His subjects weren’t wearing any clothes.
Kootenay photographer Louis Bockner was partway through shooting his series of portraits Inhabit, now on display at the Langham in Kalso, but he had no plans on including nudity.
“I drove up to this couple Sean and Uli’s house in Argenta and they were cleaning their house naked, because I think they spent a lot of their time naked,” he told the Star.
“They said ‘we should probably put clothes on’ and I said ‘up to you’. Then they took me out to their unbelievable garden, where they’ve created this paradise. They have a pond, a swing, there’s sheep. They’ve been there for so long that they’ve created exactly what they want.”
He was fascinated by their relationship to their home—the common theme between his eight portraits—and he tried to capture the way they seemed to fit in their surroundings.
“This show is all about home and what home means to different Kootenay people,” said Bockner.
“Originally I was just going to shoot unique houses, but as it progressed the project started morphing into about being about home in general.”
And he knows different people relate to their surroundings in different ways.
“For me I was born and raised in Argenta, literally in my parent’s cabin, and I have such a strong tie to that community it’s hard for me to imagine living anywhere else. But that’s a rarity, though.”
“In our culture now there’s this transient nature. Most of the people I meet in Nelson aren’t from Nelson, they found this place somehow. You don’t meet a lot of people who grow up and live in the same place.”
He believes this all ties back to colonialism.
“That was about cutting off our roots from our home and then eradicating other people from their homes to make ours. And now I feel like a lot of people have lost exactly what home is.”
Bockner applied for a Columbia Basin Trust grant to complete the show, which also features an image of his Westfalia van parked under the stars. Each piece comes with an artist’s statement that includes quotes and observations about his subjects.
It’s been a busy year for Bockner, who has started a portrait business that travels from one festival to the next, as well as shooting everything from weddings and family portraits to maternity photos. Earlier this summer a stormy shot of Michael Franti performing at the Kaslo Jazz Etc Festival went viral online.
“I went to school for photojournalism, so I’m trying to go more into the journalism angle. I’ve got an article coming out in Kootenay Mountain Culture, which I’m excited about, and I’ve got some other stuff in the works,” he said.
He’d like to travel and move into documentary filmmaking.
“I want to do something more globally meaningful. I feel like I’ve been very fortunate with where I was born, and the support I have, and I think it just makes sense to give that back to the world in some way.”
Meanwhile he’s been teaching photography to youth in Kaslo, through the youth centre, and he’s looking in to opportunities to travel.
“I want to travel, but I don’t want to be satisfied with just being a tourist.
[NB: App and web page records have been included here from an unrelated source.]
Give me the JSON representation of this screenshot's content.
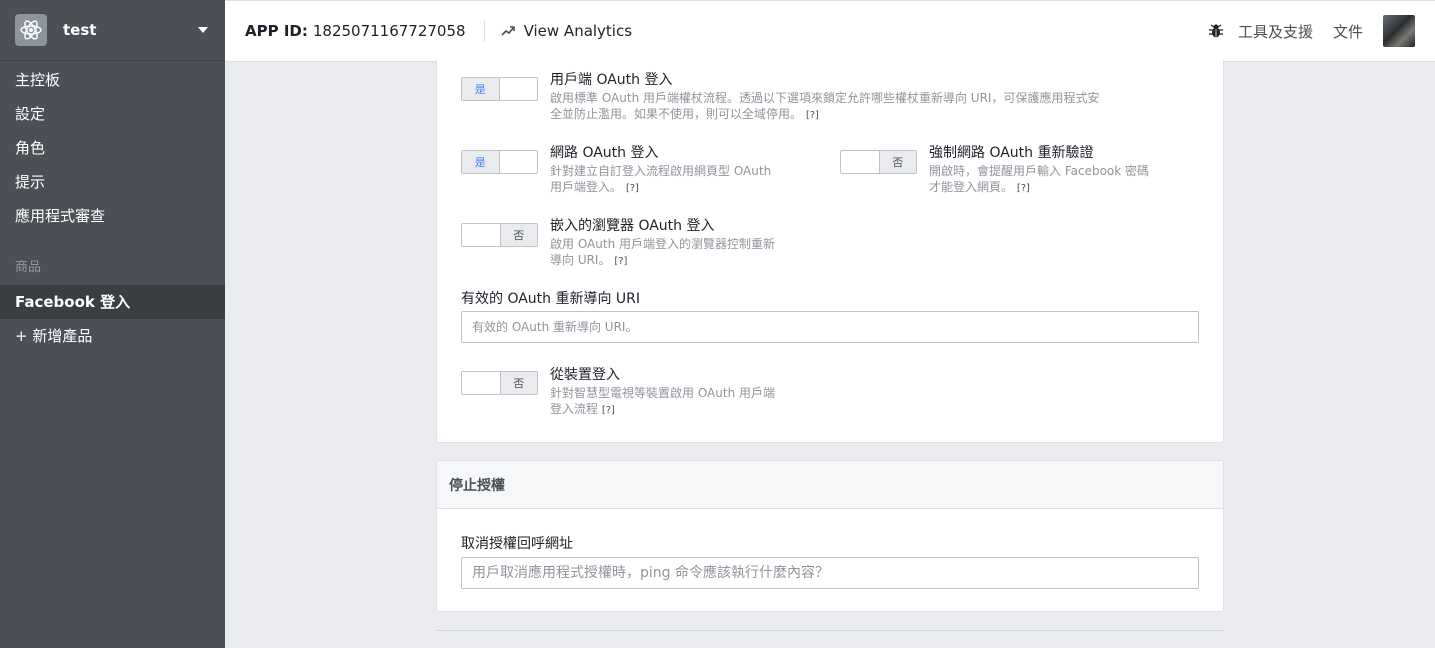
{
  "app": {
    "name": "test",
    "icon": "atom-icon"
  },
  "sidebar": {
    "items": [
      {
        "label": "主控板"
      },
      {
        "label": "設定"
      },
      {
        "label": "角色"
      },
      {
        "label": "提示"
      },
      {
        "label": "應用程式審查"
      }
    ],
    "section_label": "商品",
    "products": [
      {
        "label": "Facebook 登入",
        "active": true
      },
      {
        "label": "+ 新增產品"
      }
    ]
  },
  "topbar": {
    "app_id_label": "APP ID:",
    "app_id": "1825071167727058",
    "analytics_label": "View Analytics",
    "analytics_icon": "trending-up-icon",
    "bug_icon": "bug-icon",
    "tools_label": "工具及支援",
    "docs_label": "文件"
  },
  "settings": {
    "client_oauth": {
      "toggle_text": "是",
      "on": true,
      "title": "用戶端 OAuth 登入",
      "desc1": "啟用標準 OAuth 用戶端權杖流程。透過以下選項來鎖定允許哪些權杖重新導向 URI，可保護應用程式安",
      "desc2": "全並防止濫用。如果不使用，則可以全域停用。",
      "help": "[?]"
    },
    "web_oauth": {
      "toggle_text": "是",
      "on": true,
      "title": "網路 OAuth 登入",
      "desc1": "針對建立自訂登入流程啟用網頁型 OAuth",
      "desc2": "用戶端登入。",
      "help": "[?]"
    },
    "force_reauth": {
      "toggle_text": "否",
      "on": false,
      "title": "強制網路 OAuth 重新驗證",
      "desc1": "開啟時，會提醒用戶輸入 Facebook 密碼",
      "desc2": "才能登入網頁。",
      "help": "[?]"
    },
    "embedded_browser": {
      "toggle_text": "否",
      "on": false,
      "title": "嵌入的瀏覽器 OAuth 登入",
      "desc1": "啟用 OAuth 用戶端登入的瀏覽器控制重新",
      "desc2": "導向 URI。",
      "help": "[?]"
    },
    "redirect_uri": {
      "label": "有效的 OAuth 重新導向 URI",
      "placeholder": "有效的 OAuth 重新導向 URI。"
    },
    "device_login": {
      "toggle_text": "否",
      "on": false,
      "title": "從裝置登入",
      "desc1": "針對智慧型電視等裝置啟用 OAuth 用戶端",
      "desc2": "登入流程",
      "help": "[?]"
    }
  },
  "deauthorize": {
    "header": "停止授權",
    "label": "取消授權回呼網址",
    "placeholder": "用戶取消應用程式授權時，ping 命令應該執行什麼內容？"
  }
}
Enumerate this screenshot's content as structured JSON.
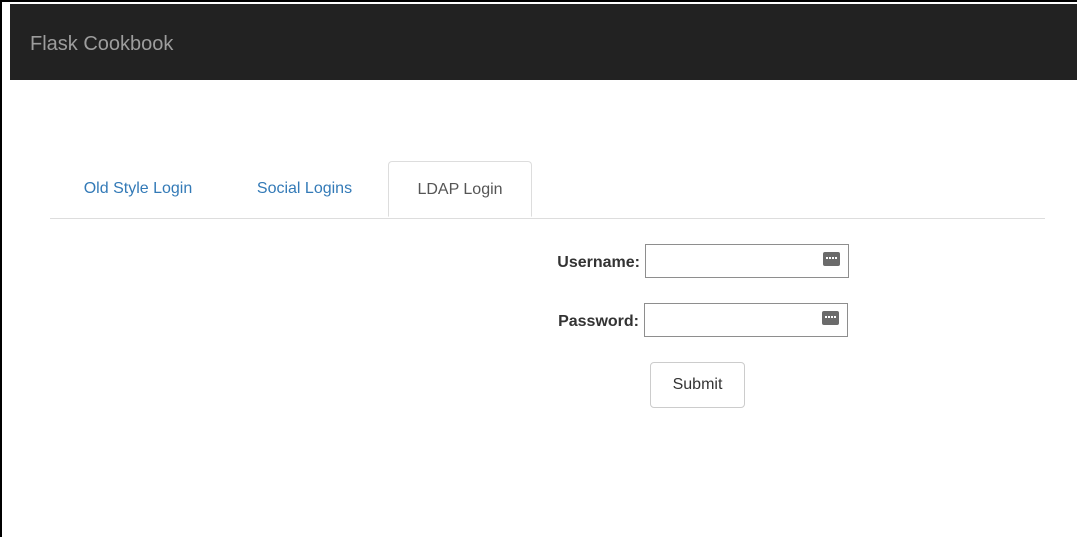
{
  "navbar": {
    "brand": "Flask Cookbook"
  },
  "tabs": [
    {
      "label": "Old Style Login",
      "active": false
    },
    {
      "label": "Social Logins",
      "active": false
    },
    {
      "label": "LDAP Login",
      "active": true
    }
  ],
  "form": {
    "username_label": "Username:",
    "username_value": "",
    "password_label": "Password:",
    "password_value": "",
    "submit_label": "Submit"
  },
  "icons": {
    "autofill": "password-manager-icon"
  },
  "colors": {
    "navbar_bg": "#222222",
    "brand_text": "#9d9d9d",
    "link": "#337ab7",
    "active_tab_text": "#555555"
  }
}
I want to find a way to engage in the culture.”
And he loves capturing candid moments.
“It’s the authenticity of candid shots. They are whoever they are in that moment. And I think it’s that genuine moment I’m most after. It’s a very natural expression. Festivals, weddings, where people are in this state of joy and glowing from the inside out, you get to go around and capture that. It seems like the best job ever.”
Ultimately Bockner didn’t include any images of the Argenta couple’s nudity, though he got a solid shot of Sean and Uli swinging and diving into their pond in unison.
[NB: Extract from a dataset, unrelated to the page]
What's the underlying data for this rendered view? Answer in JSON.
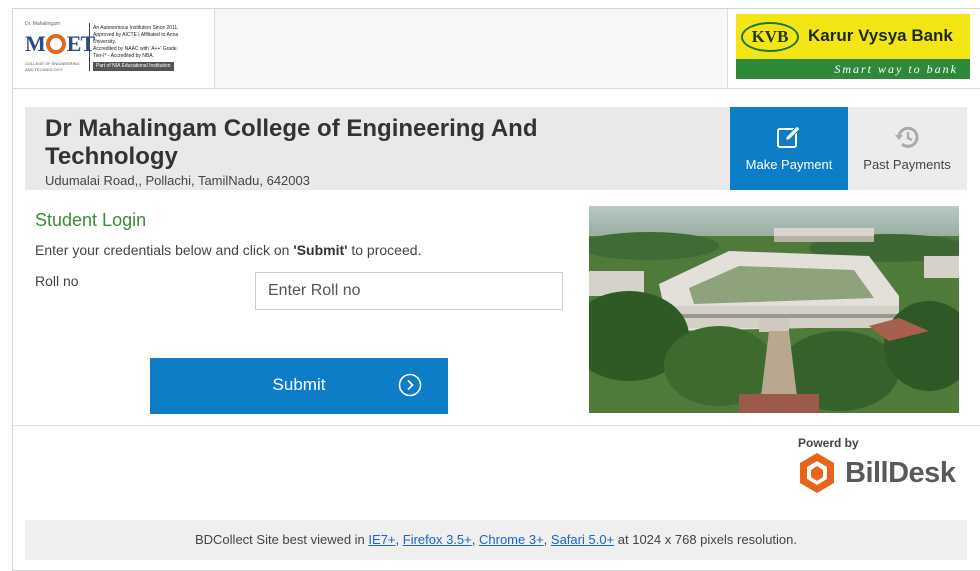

He opted instead of a quiet shot of them surrounded by foliage, one of them gazing curiously up at the sky.
“There was something about the light, and how they looked like a part of the landscape, that was exactly what I was going for.”
Bockner’s show is up at the Langham until Oct. 30.